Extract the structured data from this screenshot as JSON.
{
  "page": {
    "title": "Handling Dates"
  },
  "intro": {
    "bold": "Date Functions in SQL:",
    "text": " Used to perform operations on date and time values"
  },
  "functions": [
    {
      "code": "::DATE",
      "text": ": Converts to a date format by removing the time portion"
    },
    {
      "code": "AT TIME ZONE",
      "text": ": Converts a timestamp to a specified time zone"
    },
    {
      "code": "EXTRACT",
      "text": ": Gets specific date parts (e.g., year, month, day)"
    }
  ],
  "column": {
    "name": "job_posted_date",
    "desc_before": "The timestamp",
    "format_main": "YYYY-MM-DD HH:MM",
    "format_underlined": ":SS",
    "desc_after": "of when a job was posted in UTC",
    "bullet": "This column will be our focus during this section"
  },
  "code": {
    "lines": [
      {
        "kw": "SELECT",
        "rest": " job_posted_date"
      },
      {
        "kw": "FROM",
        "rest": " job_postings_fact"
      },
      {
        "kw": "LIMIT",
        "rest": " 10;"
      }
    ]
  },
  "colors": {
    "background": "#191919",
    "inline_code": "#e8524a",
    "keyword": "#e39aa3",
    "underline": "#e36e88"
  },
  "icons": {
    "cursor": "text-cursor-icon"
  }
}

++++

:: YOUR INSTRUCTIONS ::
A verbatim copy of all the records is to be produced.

:: THE ANSWER ::
Extract the structured data from this screenshot as JSON.
{
  "page": {
    "title": "Handling Dates"
  },
  "intro": {
    "bold": "Date Functions in SQL:",
    "text": " Used to perform operations on date and time values"
  },
  "functions": [
    {
      "code": "::DATE",
      "text": ": Converts to a date format by removing the time portion"
    },
    {
      "code": "AT TIME ZONE",
      "text": ": Converts a timestamp to a specified time zone"
    },
    {
      "code": "EXTRACT",
      "text": ": Gets specific date parts (e.g., year, month, day)"
    }
  ],
  "column": {
    "name": "job_posted_date",
    "desc_before": "The timestamp",
    "format_main": "YYYY-MM-DD HH:MM",
    "format_underlined": ":SS",
    "desc_after": "of when a job was posted in UTC",
    "bullet": "This column will be our focus during this section"
  },
  "code": {
    "lines": [
      {
        "kw": "SELECT",
        "rest": " job_posted_date"
      },
      {
        "kw": "FROM",
        "rest": " job_postings_fact"
      },
      {
        "kw": "LIMIT",
        "rest": " 10;"
      }
    ]
  },
  "colors": {
    "background": "#191919",
    "inline_code": "#e8524a",
    "keyword": "#e39aa3",
    "underline": "#e36e88"
  },
  "icons": {
    "cursor": "text-cursor-icon"
  }
}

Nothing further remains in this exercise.